Like the proverbial elephant, the view of 401(k) plans depends on which part of the retirement beast you're looking at. Started 30 years ago as a largely self-directed investment companion to traditional pensions, 401(k)s have been forced to grow up and become the nation's primary private retirement-savings vehicle.
[Find Top-Rated Mutual Funds and ETFs.]
A slew of recent studies have raised serious issues about the plans. For example, BlackRock, the large investment firm, concluded in its survey of 401(k) plan participants and managers that continued employment past the age of 65 will be the norm, not the exception. Charles Schwab has concluded that years of efforts to educate employees about how to use 401(k)s and plan for their financial futures have not succeeded. The firm advocates that employers hire professional investment managers to guide employee retirement activities.
If the plans are graded based on retirement readiness, they would have trouble getting a passing mark. As study after study has documented, most Americans have not set aside enough money to fund even modestly comfortable retirements. Half of working Americans aren't even able to participate in the plans, either because their employers don't offer them or the employees aren't eligible to join the plans. Among the other half, contribution rates badly lag levels judged necessary for retirement adequacy.
Yet based on the growing percentages of eligible employees who do join the plans and their recent records of contributions, 401(k)s are doing better than ever and are entitled to some gold stars. Widely acclaimed changes to 401(k)s were contained in the Pension Protection Act of 2006, and have triggered significant improvements in the plans.

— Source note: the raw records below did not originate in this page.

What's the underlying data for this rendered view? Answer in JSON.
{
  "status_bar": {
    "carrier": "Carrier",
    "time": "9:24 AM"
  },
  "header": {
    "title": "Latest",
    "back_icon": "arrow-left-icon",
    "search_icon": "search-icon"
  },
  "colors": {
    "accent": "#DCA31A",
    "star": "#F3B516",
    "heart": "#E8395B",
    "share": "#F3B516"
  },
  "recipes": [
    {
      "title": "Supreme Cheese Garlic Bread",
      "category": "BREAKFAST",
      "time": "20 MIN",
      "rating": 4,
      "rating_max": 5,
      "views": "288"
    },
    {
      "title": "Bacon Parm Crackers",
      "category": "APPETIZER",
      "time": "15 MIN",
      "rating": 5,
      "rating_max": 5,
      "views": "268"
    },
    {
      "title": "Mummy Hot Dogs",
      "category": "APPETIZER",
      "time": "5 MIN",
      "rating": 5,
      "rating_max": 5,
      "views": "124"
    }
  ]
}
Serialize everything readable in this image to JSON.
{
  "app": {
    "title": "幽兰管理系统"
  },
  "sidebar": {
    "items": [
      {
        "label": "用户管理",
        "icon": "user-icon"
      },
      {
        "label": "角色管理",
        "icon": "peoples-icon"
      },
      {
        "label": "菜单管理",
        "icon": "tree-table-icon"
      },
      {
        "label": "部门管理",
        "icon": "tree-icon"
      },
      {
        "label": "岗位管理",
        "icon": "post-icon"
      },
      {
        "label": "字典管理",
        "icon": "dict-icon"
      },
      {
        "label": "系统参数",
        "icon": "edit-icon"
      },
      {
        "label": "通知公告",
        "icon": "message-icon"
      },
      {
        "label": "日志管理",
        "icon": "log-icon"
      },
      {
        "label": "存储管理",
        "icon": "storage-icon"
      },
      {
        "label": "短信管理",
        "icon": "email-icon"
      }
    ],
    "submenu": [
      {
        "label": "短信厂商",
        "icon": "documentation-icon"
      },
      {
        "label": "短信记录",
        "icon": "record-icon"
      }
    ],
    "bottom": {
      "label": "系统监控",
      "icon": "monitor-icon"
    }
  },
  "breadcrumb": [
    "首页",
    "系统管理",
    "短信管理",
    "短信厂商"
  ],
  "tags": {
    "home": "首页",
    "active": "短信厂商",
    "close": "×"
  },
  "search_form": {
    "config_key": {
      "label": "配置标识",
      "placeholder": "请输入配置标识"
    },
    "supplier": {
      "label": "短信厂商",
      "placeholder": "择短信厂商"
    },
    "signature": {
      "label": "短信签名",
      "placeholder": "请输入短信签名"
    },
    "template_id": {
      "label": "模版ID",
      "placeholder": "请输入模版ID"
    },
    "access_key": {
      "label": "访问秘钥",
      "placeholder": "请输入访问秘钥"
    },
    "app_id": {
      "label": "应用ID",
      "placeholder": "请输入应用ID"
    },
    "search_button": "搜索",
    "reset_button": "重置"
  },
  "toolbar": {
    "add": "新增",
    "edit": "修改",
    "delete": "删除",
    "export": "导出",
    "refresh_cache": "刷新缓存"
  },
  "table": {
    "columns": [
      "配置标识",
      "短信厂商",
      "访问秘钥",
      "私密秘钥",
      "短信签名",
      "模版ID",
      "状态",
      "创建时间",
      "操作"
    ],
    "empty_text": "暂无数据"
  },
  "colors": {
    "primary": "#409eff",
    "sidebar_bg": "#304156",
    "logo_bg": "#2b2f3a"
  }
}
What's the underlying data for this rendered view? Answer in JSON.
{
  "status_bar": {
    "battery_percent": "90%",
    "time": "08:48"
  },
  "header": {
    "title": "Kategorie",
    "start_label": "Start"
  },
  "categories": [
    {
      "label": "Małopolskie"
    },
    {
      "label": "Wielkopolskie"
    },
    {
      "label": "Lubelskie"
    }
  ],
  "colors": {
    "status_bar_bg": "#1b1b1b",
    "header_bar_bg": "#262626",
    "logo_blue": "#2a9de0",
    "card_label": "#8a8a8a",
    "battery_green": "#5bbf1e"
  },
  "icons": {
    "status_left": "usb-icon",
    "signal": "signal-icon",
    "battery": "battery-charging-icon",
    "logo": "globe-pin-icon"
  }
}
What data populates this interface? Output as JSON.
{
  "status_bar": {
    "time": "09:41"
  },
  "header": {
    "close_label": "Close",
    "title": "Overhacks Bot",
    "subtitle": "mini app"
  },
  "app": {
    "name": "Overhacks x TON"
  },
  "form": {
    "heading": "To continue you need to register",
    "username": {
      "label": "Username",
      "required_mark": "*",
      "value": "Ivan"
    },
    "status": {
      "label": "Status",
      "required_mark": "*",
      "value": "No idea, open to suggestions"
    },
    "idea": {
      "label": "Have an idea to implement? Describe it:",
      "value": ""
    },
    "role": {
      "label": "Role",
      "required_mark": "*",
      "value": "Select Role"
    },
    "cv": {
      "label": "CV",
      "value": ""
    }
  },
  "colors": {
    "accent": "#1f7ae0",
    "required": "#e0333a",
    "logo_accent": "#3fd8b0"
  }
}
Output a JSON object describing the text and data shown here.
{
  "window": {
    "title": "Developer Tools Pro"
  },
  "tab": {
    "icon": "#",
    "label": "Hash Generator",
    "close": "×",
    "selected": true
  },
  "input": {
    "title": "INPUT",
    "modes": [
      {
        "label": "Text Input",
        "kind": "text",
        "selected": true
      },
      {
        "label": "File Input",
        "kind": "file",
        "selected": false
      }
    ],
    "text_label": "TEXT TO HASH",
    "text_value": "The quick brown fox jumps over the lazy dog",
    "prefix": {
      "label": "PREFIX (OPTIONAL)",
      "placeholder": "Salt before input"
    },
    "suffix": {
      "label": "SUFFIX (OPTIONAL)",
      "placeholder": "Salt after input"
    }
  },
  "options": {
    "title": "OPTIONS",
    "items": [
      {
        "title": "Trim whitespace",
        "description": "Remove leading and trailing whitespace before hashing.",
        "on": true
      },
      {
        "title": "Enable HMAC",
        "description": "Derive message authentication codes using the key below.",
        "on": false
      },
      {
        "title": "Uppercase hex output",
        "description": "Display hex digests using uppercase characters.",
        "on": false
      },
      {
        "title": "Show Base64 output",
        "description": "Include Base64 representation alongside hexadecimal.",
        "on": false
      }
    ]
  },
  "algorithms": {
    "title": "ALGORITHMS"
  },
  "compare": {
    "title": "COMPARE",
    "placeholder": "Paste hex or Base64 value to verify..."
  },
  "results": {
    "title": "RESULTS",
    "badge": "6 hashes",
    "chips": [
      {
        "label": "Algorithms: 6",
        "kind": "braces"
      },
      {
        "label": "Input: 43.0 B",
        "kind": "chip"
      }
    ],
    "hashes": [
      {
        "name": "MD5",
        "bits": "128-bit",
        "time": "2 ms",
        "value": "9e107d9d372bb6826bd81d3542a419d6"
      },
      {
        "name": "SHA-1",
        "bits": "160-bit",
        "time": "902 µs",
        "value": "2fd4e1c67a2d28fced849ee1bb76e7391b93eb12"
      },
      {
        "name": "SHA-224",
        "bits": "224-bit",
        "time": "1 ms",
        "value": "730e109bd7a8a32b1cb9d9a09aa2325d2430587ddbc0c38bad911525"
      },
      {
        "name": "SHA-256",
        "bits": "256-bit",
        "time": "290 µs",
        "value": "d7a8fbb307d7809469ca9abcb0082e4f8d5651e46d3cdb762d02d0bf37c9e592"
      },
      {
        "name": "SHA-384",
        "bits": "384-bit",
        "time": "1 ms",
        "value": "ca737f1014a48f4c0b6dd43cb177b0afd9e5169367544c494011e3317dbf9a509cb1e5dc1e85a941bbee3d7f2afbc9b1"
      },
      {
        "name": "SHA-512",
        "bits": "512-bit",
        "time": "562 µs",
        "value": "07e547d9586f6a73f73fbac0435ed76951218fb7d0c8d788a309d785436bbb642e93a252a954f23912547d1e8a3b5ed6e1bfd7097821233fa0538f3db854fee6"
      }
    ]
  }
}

It's not easy to sort out the record of 401(k)s from other major economic and demographic trends that have reshaped the retirement landscape in recent years. Without a devastating global recession, all retirement boats would be floating today on a higher tide. Without decades of poor government oversight of spending and taxes, we'd all be better off. And if millions of aging baby boomers were not poised to overwhelm already beleaguered healthcare and entitlement programs, the outlook there would be brighter as well. You can't really blame 401(k)s for these trends.
But that doesn't mean there aren't legitimate questions about whether private workplace retirement programs have the right stuff to help turn around dismal retirement prospects for tens of millions of Americans.
Chip Castille, BlackRock's top 401(k) executive, says the future of successful plans has three fairly simple components. The first is to identify successful participants and understand what they have been doing that sets them apart. The second is to formalize those behaviors into best practices that other employees should emulate. Imitation, not education, should be the future of employer-employee communications, he says. Lastly, employees strongly prefer retirement programs that generate secure retirement income. Annuities can deliver guaranteed income. Yet only 11 percent of the plans surveyed by BlackRock even offer annuities currently, and the percentages of employees electing them is tiny.
At Charles Schwab, vice president Dave Gray works with the firm's retirement-plan clients. Schwab has been pushing low-fee investments, such as exchange-traded funds. So have lots of others. Vanguard has gained enormous client volumes through its long-term advocacy of low-fee investing. Gray says Schwab wants to go further.
Employee education has not worked, he says. It's hardly a secret what types of behaviors employees should follow—boosting contributions, using low-cost funds, diversifying investments, regularly adjusting their investments to keep the right balance of holdings, paying attention to changing investment risks, and the like.
"The vast majority of participants will not do all those things," Gray says, "and just providing education is not going to get them there." Instead, Schwab thinks 401(k) plans should provide professional investment advice to employees. These advisers would help employees make the proper decisions.
By combining such advice with low-cost funds, Gray says, overall 401(k) fees could still decline. He says 401(k) fees now average from 65 to 85 basis points a year (100 basis points equal one percentage point). "We can lower that investment expense through index mutual funds to 15 to 20 basis points," Gray says. Tacking on the cost of professional investment management fees—roughly 40 to 45 basis points a year—could still lower overall 401(k) costs from current levels.
"The 401(k) industry has evolved over time," he says. "As part of the next evolution ... we are putting professional management at the center of the process."
Good enough. But underlying all the surveys and proposals for improving 401(k)s is the recognition that a voluntary 401(k) program has trouble producing successful results unless it becomes less voluntary, through automatic enrollments and automatic annual increases in employee contributions. Using "match-the-market" index funds and annuities further removes individual judgment.
In the end, ironically, is what's left still a voluntary program? Or do we have something that tries to replicate Social Security but charges employees several times as much money in fees as does Uncle Sam?